In the north the connection between public heath and mental health looks different from how it might in other areas of Ontario. That is part of the message Trudy Sachowski brought to the 2019 Association of Local Public Health Agencies (alPHa) Winter Symposium in Toronto.
Sachowski is the northwestern regional representative of alPHa, alPHa executive member, and chair of the board of health section. She’s also the vice chair of the Northwestern Board of Health.
At the symposium, attended by 34 public heath units, Sachowski presented the perspective of a northern board of health member.
“Risk factors of mental wellness and mental illness differ across our vast province,” she explained. “Remote, rural and northern areas have higher self-reported rates of poor mental health coupled with a significant decline in services.
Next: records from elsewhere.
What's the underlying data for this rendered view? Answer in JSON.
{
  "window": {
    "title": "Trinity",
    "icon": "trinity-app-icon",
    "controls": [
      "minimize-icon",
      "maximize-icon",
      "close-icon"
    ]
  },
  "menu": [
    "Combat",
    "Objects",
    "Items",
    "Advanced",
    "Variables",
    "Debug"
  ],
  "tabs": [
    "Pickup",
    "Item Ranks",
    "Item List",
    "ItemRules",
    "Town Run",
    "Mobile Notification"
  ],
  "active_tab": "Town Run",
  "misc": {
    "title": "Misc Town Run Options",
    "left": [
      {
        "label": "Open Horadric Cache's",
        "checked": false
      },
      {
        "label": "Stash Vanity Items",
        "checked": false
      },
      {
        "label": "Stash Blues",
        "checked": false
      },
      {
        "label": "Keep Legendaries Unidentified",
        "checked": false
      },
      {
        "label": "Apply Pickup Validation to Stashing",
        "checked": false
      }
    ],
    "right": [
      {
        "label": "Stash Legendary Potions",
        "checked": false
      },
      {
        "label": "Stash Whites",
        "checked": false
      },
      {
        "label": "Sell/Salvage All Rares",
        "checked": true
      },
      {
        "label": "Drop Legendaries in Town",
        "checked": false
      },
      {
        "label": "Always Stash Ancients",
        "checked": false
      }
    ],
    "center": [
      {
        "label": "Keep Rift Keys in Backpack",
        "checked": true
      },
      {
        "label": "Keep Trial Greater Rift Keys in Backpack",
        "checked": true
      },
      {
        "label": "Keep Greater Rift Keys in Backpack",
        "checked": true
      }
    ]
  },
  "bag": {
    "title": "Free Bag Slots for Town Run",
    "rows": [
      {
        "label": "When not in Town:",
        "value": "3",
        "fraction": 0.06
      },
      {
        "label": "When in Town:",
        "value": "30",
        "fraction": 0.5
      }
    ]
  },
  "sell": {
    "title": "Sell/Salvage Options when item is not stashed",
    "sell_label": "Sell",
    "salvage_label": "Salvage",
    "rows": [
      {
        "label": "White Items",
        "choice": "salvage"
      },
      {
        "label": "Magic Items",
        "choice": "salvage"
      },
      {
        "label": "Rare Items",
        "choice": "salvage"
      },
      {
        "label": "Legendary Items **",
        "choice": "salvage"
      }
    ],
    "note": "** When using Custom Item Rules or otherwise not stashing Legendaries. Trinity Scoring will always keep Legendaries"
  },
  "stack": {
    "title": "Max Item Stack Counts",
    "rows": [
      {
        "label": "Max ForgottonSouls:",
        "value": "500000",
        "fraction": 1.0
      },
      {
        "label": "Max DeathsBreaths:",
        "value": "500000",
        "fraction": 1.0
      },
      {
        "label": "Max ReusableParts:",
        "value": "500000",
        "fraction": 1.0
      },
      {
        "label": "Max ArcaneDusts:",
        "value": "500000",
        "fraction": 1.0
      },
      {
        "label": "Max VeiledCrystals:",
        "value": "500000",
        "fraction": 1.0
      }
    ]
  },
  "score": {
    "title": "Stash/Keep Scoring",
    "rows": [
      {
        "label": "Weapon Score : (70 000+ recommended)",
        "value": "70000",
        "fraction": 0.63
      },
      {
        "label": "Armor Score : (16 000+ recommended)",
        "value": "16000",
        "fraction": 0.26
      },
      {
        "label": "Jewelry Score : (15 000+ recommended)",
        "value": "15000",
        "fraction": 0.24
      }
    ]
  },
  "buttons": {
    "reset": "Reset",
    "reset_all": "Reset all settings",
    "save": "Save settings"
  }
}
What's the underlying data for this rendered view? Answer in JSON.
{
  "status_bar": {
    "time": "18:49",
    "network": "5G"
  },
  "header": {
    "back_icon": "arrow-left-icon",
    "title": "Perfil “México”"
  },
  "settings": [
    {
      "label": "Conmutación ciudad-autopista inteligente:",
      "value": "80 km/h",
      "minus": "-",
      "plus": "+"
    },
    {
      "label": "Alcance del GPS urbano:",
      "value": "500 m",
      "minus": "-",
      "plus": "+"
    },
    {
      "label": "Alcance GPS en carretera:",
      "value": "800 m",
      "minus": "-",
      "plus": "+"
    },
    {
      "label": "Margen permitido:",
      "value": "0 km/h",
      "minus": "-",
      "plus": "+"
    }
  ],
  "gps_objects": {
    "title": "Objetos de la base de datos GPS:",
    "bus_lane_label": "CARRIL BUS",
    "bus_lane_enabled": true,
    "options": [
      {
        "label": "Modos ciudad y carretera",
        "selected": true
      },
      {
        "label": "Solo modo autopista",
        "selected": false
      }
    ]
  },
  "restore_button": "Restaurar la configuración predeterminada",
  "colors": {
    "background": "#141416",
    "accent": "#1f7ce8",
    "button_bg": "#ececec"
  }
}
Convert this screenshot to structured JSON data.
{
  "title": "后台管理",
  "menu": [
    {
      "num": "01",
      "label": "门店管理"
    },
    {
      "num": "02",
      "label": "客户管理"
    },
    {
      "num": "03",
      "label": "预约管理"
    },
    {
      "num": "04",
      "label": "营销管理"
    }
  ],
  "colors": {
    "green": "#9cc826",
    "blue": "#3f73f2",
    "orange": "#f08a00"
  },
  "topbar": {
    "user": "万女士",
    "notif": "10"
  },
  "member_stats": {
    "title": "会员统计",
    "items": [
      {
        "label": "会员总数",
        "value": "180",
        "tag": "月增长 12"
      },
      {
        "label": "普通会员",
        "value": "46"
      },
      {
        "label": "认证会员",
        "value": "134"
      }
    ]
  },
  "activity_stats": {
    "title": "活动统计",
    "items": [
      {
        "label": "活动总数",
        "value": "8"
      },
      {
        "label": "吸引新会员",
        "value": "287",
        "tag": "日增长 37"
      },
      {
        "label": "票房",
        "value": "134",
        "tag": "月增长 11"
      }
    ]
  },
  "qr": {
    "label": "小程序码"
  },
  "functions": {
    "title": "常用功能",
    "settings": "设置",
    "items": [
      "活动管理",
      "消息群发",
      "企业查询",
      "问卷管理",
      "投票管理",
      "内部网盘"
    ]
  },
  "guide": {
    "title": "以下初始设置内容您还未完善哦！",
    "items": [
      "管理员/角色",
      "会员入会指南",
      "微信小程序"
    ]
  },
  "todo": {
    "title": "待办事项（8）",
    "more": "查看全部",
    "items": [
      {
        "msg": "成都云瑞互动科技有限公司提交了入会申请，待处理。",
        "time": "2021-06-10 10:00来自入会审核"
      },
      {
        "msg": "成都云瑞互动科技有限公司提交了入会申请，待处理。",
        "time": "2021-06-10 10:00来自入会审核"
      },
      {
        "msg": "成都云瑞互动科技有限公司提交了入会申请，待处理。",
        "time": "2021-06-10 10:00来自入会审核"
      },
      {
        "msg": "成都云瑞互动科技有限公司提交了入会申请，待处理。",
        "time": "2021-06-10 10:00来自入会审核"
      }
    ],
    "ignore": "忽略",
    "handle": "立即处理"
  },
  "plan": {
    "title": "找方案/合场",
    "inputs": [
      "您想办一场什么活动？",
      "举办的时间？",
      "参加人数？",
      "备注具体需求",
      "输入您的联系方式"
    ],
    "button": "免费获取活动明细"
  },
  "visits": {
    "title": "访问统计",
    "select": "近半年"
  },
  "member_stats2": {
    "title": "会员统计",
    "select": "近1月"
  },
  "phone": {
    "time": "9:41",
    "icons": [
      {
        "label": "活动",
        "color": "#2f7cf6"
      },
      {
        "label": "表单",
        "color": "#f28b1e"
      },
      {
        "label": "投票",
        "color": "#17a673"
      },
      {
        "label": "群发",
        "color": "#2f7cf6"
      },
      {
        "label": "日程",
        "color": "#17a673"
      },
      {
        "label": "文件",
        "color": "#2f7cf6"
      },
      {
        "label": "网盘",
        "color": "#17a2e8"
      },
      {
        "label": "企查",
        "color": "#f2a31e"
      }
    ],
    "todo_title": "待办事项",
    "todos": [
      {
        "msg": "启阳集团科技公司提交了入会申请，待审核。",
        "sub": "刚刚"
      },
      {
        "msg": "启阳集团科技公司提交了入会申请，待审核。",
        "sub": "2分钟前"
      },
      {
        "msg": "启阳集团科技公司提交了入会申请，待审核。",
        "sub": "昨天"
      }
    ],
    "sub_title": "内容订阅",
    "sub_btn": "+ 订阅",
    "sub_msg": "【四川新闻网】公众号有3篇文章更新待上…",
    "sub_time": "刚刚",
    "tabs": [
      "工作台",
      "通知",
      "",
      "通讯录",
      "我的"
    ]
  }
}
In the north, medication and hospitalization rates are twice that of the provincial average. Substance abuse rates are significantly higher.
“Northern Ontario has higher incidents of suicide compared to other regions. Male suicides are three times higher. First Nations peoples are at risk for suicide 3.7 times higher than non-indigenous. First Nation youth are five to six times higher than non-Indigenous youth.”
In the north, she added, access to service, wait times, lack of public transit and high travel costs, geography and remoteness all pose obstacles to obtaining a diagnosis and receiving treatment.
“Accessing mental health services in small communities can be challenging from a privacy perspective since individuals do not have the same level of anonymity as those in larger communities,” she added.
One of Sachowski’s messages was this: despite the unique challenges, northerners are resilient.
“Residents of northern rural communities have been shown to have a significantly increased sense of social connectedness and belonging to their communities, compared to the provincial average,” she shared. “This strength is something we build on for mental health promotion work in the north.”
The Northwestern Health Unit (NWHU) is currently working to finalize an agency mental health promotion strategy, Sachowski shared, noting local boards of health and health units are working to locally tailor programs for the critical early years. One dollar invested in early childhood is equivalent to $3 spent on school age children and $8 on young adults, she shared.
“We know upstream prevention realizes significant health outcomes, with significant reduction overall to the healthcare system.”
The NWHU’s programming includes a self esteem workshop for girls in grades seven and eight, a positive ticketing program in local schools, mental health support kits for school staff, and ‘The Fourth R,’ a 14-week initiative on mental health currently being promoted to schools.
“Although boards of health and health units across our fine province are diverse in their composition and their demographics, we all share a passion to serve in the best of interests of the health and well-being of our people,” Sachowski concluded.
“Trudy Sachowski was an intrinsic part of the planning of the alPHa Symposium and one of the key speakers in the program,” shared Loretta Ryan, alPHA executive director. “She is an inspirational leader and a dedicated volunteer. It is through the actions of our members, such as Trudy, that alPHa is able to be the voice of the public health system.”